TASK: Every entry, from the first to the last, should be written out exactly.

LISTED RECORDS:
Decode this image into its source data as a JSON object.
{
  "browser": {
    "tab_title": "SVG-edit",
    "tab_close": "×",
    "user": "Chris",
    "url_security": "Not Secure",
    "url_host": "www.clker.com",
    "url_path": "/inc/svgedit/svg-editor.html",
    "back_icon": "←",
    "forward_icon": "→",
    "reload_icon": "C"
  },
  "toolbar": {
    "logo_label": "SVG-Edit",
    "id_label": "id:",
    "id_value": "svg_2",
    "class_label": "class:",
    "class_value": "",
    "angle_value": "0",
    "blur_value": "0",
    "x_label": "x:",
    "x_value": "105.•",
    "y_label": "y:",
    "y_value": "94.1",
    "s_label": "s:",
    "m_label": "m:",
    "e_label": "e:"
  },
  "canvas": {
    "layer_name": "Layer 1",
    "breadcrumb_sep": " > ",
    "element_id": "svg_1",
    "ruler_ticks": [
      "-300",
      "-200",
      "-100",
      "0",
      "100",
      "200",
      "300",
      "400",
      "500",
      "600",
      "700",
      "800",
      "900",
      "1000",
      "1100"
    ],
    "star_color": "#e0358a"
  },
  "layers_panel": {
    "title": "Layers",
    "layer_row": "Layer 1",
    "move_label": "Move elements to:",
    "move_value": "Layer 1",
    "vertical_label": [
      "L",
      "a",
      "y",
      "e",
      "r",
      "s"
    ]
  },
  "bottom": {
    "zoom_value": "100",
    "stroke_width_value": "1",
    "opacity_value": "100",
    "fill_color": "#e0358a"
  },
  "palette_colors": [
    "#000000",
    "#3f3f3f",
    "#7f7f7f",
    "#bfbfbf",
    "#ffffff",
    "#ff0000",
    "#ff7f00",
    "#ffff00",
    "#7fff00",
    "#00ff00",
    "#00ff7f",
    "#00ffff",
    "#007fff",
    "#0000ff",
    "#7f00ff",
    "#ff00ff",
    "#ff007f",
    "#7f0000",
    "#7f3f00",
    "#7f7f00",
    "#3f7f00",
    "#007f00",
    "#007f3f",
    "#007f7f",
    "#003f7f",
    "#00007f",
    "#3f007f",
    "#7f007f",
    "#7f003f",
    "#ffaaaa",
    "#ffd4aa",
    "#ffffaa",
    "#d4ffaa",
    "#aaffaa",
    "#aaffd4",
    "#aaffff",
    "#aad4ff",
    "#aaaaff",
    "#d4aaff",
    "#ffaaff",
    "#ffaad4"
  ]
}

RESPONSE:
Decode this image into its source data as a JSON object.
{
  "browser": {
    "tab_title": "SVG-edit",
    "tab_close": "×",
    "user": "Chris",
    "url_security": "Not Secure",
    "url_host": "www.clker.com",
    "url_path": "/inc/svgedit/svg-editor.html",
    "back_icon": "←",
    "forward_icon": "→",
    "reload_icon": "C"
  },
  "toolbar": {
    "logo_label": "SVG-Edit",
    "id_label": "id:",
    "id_value": "svg_2",
    "class_label": "class:",
    "class_value": "",
    "angle_value": "0",
    "blur_value": "0",
    "x_label": "x:",
    "x_value": "105.•",
    "y_label": "y:",
    "y_value": "94.1",
    "s_label": "s:",
    "m_label": "m:",
    "e_label": "e:"
  },
  "canvas": {
    "layer_name": "Layer 1",
    "breadcrumb_sep": " > ",
    "element_id": "svg_1",
    "ruler_ticks": [
      "-300",
      "-200",
      "-100",
      "0",
      "100",
      "200",
      "300",
      "400",
      "500",
      "600",
      "700",
      "800",
      "900",
      "1000",
      "1100"
    ],
    "star_color": "#e0358a"
  },
  "layers_panel": {
    "title": "Layers",
    "layer_row": "Layer 1",
    "move_label": "Move elements to:",
    "move_value": "Layer 1",
    "vertical_label": [
      "L",
      "a",
      "y",
      "e",
      "r",
      "s"
    ]
  },
  "bottom": {
    "zoom_value": "100",
    "stroke_width_value": "1",
    "opacity_value": "100",
    "fill_color": "#e0358a"
  },
  "palette_colors": [
    "#000000",
    "#3f3f3f",
    "#7f7f7f",
    "#bfbfbf",
    "#ffffff",
    "#ff0000",
    "#ff7f00",
    "#ffff00",
    "#7fff00",
    "#00ff00",
    "#00ff7f",
    "#00ffff",
    "#007fff",
    "#0000ff",
    "#7f00ff",
    "#ff00ff",
    "#ff007f",
    "#7f0000",
    "#7f3f00",
    "#7f7f00",
    "#3f7f00",
    "#007f00",
    "#007f3f",
    "#007f7f",
    "#003f7f",
    "#00007f",
    "#3f007f",
    "#7f007f",
    "#7f003f",
    "#ffaaaa",
    "#ffd4aa",
    "#ffffaa",
    "#d4ffaa",
    "#aaffaa",
    "#aaffd4",
    "#aaffff",
    "#aad4ff",
    "#aaaaff",
    "#d4aaff",
    "#ffaaff",
    "#ffaad4"
  ]
}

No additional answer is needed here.